Glassdoor Headaches: Is There Anything An Employer Can Do?

By Mark F. Kluger and William H. Healey

The only glass that we employment lawyers used to worry about for our clients was in the ceiling. Now the bigger headaches for employers come from head-on collisions with the Glassdoor. For those unfamiliar with Glassdoor.com, it started in 2007 and is a 30 million active user online “employment community,” that provides profiles of companies posted by those who claim to be employees and former employees. The profiles include company reviews, salary reports, CEO ratings and information about the hiring process. All of the content is user created; and that is the practical and legal problem. Anonymous contributors can essentially post whatever they want, leaving employers incredibly vulnerable to attack with minimal recourse.

About a year ago, a law firm, allegedly defamed on Glassdoor, decided to fight back. The firm filed a defamation lawsuit against 25 John Does with the intention of learning their identities through the Subpoena process. The firm focused on 12 specific Glassdoor posts about the firm, 3 of which included the following titles:

“For the love of God, do NOT work here”

“New Admitees Beware”

And our favorite: “Working here is Psychological Torture” – which unfortunately describes every law firm in America, so that one is not defamation.

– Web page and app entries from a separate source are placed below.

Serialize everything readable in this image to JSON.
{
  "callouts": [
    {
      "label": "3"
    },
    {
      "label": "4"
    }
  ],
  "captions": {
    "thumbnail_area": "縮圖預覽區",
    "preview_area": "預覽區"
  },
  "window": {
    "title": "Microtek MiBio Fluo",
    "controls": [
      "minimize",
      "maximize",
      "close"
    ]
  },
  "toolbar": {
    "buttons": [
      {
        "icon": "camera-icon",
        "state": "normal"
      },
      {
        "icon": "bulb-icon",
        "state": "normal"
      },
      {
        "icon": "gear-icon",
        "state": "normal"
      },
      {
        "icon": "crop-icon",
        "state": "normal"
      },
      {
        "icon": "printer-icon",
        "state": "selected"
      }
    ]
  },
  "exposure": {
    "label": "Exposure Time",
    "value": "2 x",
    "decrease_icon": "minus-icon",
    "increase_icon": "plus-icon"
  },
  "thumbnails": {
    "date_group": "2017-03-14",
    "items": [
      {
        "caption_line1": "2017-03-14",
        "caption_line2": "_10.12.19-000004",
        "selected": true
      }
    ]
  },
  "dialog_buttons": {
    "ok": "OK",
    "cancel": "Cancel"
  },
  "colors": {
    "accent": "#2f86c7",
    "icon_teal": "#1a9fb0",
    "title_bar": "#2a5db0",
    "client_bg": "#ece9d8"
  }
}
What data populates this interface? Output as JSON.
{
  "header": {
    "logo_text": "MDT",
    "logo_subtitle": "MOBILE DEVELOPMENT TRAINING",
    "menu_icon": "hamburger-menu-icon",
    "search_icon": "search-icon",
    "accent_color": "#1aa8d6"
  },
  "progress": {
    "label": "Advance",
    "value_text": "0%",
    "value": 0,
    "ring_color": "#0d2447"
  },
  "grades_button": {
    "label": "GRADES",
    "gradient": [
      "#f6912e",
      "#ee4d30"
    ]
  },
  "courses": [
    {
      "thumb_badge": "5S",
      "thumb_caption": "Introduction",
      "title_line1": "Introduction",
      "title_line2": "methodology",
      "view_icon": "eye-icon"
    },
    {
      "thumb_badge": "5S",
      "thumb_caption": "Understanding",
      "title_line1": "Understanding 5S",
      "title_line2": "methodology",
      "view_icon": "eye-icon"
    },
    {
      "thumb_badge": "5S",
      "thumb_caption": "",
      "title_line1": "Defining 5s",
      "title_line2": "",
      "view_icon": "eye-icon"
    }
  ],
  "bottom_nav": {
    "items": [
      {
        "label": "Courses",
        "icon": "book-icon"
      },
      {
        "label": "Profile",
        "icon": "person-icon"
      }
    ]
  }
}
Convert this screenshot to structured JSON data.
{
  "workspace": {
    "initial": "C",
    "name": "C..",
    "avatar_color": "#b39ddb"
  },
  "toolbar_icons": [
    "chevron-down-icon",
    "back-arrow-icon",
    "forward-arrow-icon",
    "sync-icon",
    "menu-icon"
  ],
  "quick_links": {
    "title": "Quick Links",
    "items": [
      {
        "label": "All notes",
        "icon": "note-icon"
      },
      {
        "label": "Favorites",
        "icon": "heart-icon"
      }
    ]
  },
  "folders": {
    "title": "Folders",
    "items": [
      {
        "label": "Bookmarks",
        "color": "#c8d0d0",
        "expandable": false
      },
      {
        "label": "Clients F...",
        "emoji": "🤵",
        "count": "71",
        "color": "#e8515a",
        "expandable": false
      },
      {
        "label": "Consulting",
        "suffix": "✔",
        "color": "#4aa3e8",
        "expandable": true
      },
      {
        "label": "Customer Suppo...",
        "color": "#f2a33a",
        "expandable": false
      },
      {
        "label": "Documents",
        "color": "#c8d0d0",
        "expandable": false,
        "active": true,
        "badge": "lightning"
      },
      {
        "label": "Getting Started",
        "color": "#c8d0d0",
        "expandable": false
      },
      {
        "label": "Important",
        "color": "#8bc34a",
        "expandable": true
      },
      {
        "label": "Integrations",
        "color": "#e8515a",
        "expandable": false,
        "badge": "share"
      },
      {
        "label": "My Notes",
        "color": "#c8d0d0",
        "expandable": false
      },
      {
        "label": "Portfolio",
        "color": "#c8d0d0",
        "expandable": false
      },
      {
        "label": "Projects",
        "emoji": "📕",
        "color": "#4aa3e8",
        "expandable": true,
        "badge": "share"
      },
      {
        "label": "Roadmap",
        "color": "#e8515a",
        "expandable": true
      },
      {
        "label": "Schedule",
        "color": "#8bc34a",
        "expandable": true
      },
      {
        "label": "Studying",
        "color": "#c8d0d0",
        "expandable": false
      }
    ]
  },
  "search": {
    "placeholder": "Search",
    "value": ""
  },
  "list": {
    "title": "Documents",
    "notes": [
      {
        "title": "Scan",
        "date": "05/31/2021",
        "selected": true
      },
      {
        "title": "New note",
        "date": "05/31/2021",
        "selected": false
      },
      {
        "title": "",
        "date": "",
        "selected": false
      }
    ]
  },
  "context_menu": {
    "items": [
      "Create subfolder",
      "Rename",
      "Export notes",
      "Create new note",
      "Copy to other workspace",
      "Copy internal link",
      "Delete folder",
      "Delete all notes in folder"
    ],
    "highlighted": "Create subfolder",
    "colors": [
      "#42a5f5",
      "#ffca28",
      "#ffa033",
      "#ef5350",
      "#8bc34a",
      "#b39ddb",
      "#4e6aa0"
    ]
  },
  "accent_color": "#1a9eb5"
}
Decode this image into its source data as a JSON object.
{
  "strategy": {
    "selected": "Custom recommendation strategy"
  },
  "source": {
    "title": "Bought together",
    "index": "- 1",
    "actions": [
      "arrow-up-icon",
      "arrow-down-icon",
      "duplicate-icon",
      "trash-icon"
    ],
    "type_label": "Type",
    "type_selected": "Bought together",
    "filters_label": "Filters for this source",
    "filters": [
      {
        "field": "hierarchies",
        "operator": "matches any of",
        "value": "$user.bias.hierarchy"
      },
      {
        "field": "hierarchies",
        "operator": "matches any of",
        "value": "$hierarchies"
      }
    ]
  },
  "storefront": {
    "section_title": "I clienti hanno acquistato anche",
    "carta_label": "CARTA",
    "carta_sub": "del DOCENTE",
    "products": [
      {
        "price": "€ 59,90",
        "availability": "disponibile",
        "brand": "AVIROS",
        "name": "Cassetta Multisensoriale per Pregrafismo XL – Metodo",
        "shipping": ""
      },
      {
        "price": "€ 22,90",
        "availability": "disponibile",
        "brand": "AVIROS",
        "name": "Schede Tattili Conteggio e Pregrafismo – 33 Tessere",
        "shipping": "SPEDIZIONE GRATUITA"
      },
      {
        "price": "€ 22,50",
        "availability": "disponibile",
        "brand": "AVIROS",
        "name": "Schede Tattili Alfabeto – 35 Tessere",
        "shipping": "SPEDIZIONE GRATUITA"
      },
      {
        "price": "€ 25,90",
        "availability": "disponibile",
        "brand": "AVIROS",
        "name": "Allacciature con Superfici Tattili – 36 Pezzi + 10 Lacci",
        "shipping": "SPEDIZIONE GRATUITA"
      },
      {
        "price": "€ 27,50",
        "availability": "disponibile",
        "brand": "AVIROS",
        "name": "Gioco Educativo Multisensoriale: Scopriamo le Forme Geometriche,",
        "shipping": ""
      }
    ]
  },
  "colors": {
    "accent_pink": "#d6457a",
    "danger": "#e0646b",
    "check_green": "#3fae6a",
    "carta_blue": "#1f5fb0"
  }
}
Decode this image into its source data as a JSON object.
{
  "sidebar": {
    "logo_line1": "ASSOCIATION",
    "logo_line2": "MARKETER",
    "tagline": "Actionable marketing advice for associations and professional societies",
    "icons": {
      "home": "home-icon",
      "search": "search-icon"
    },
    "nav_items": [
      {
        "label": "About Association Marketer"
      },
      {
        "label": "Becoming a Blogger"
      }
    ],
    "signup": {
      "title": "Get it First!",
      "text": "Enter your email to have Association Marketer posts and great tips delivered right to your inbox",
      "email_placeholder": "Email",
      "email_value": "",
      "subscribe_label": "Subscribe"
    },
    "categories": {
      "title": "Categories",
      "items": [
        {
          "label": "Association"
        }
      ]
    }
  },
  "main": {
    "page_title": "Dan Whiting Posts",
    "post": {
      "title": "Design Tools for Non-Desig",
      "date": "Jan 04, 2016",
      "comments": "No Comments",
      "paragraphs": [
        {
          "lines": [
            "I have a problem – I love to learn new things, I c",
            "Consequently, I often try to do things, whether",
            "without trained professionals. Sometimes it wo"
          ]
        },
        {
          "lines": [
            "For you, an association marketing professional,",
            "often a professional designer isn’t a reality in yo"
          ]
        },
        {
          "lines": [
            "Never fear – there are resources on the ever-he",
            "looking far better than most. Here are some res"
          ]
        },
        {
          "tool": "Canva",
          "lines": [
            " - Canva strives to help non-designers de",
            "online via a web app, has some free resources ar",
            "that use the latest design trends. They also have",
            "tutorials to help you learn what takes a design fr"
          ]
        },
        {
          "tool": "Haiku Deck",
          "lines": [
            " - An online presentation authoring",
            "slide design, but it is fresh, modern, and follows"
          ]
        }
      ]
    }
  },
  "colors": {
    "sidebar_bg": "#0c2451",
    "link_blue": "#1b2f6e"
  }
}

Although Glassdoor has “community guidelines” for content, they are minimal and protect primarily against hate speech, racist and discriminatory statements, and threats of violence. While employers can request a review of content, Glassdoor  promises its users anonymity and protection against retaliation. In a public statement about the Subpoena seeking the identity of the law firm employees, Glassdoor wrote: “It is our standard practice to fight on our users’ behalf to protect their anonymity and rights to free speech…[W]e vigorously fight in court to prevent any user information from being disclosed.”

Sadly, the law firm made the following public statement about those who posted: “Unfortunately, most…are unwilling to recognize their shortcomings and they turn to anonymous blogs to spit their venom. The reality is that they should be upset with their parents for raising lazy and incompetent young adults but they choose to spew false information on…Glassdoor.”

So that might not be the best way to convince a court that the statements about the firm are false, but what do we employment lawyers know about defamation law. We do know this: Glassdoor and similar sites are relatively immune from direct claims for the posts, even if they are defamatory.

The Communications Decency Act, a 1996 federal law designed to regulate online pornography, also specifically exempts “Internet Service Providers” from liability for the defamatory content of the users. In other words, under the CDA, because Glassdoor is not writing or even publishing defamatory statements, it is merely hosting the material, the website is not subject to suit. Glassdoor even advises on the site that it is not in a position to determine whether the content is truthful. An employer’s primary recourse, short of learning the identity of the users, is to appeal to the site for a review if the post violates the community guidelines or write an online response, which Glassdoor will place directly below the post.

In case you are not already thrilled about the prospect of being trashed online without much recourse, last week Glassdoor upped the ante with the help of the EEOC. The federal agency sued a California employer that terminated a transgender employee who was fired after admittedly posting the following statement on Glassdoor“If you’re not a family-oriented, white or Asian, straight or mainstream gay person with 1.7 kids who really likes softball—then you’re likely to find yourself on the outside…Most management do not know what the word “discrimination” means…”

Although not liking softball is a legitimate, non-discriminatory reason to terminate someone, and we would also like to see that “.7” of a kid, the employer told the transgender employee that he was being terminated because the post showed poor judgment and ethical values. A National Labor Relations Board Administrative Law Judge previously dismissed a case brought by the same employee, rejecting the claim that the Glassdoor post was “concerted protected activity” related to terms and conditions of employment. That judge referred to the post as “a tantrum” and “childish ridicule.” The EEOC case, however, is just starting and the legal issues are different. We will keep an eye on it.

In the last year, we have twice successfully convinced Glassdoor to remove content about two of our clients because of “community guideline” violations. We would be glad to provide counsel  on the limited legal and other ways to respond to this new online challenge and equally, if not more important, on strategies to help avoid running into the Glassdoor in the first place.